***** Source data *****
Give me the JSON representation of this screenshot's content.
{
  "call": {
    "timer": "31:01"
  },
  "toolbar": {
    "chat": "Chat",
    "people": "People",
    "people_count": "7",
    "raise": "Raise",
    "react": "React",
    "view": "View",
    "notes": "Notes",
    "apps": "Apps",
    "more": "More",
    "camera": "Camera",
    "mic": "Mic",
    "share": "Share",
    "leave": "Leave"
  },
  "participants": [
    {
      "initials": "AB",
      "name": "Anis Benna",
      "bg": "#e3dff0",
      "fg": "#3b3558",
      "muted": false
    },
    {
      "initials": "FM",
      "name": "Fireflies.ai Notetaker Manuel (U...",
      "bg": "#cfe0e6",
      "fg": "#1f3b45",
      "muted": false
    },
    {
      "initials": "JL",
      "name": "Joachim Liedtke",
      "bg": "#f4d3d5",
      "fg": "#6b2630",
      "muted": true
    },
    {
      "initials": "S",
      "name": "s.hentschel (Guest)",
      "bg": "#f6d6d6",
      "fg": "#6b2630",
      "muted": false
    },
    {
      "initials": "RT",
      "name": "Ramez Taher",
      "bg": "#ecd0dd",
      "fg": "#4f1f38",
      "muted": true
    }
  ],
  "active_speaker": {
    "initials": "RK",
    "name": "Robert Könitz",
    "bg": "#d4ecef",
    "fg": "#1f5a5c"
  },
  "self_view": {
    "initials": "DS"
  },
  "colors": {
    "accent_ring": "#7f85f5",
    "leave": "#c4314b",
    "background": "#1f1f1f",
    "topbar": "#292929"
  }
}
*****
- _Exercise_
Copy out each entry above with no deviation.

- _Expected answer_
Give me the JSON representation of this screenshot's content.
{
  "call": {
    "timer": "31:01"
  },
  "toolbar": {
    "chat": "Chat",
    "people": "People",
    "people_count": "7",
    "raise": "Raise",
    "react": "React",
    "view": "View",
    "notes": "Notes",
    "apps": "Apps",
    "more": "More",
    "camera": "Camera",
    "mic": "Mic",
    "share": "Share",
    "leave": "Leave"
  },
  "participants": [
    {
      "initials": "AB",
      "name": "Anis Benna",
      "bg": "#e3dff0",
      "fg": "#3b3558",
      "muted": false
    },
    {
      "initials": "FM",
      "name": "Fireflies.ai Notetaker Manuel (U...",
      "bg": "#cfe0e6",
      "fg": "#1f3b45",
      "muted": false
    },
    {
      "initials": "JL",
      "name": "Joachim Liedtke",
      "bg": "#f4d3d5",
      "fg": "#6b2630",
      "muted": true
    },
    {
      "initials": "S",
      "name": "s.hentschel (Guest)",
      "bg": "#f6d6d6",
      "fg": "#6b2630",
      "muted": false
    },
    {
      "initials": "RT",
      "name": "Ramez Taher",
      "bg": "#ecd0dd",
      "fg": "#4f1f38",
      "muted": true
    }
  ],
  "active_speaker": {
    "initials": "RK",
    "name": "Robert Könitz",
    "bg": "#d4ecef",
    "fg": "#1f5a5c"
  },
  "self_view": {
    "initials": "DS"
  },
  "colors": {
    "accent_ring": "#7f85f5",
    "leave": "#c4314b",
    "background": "#1f1f1f",
    "topbar": "#292929"
  }
}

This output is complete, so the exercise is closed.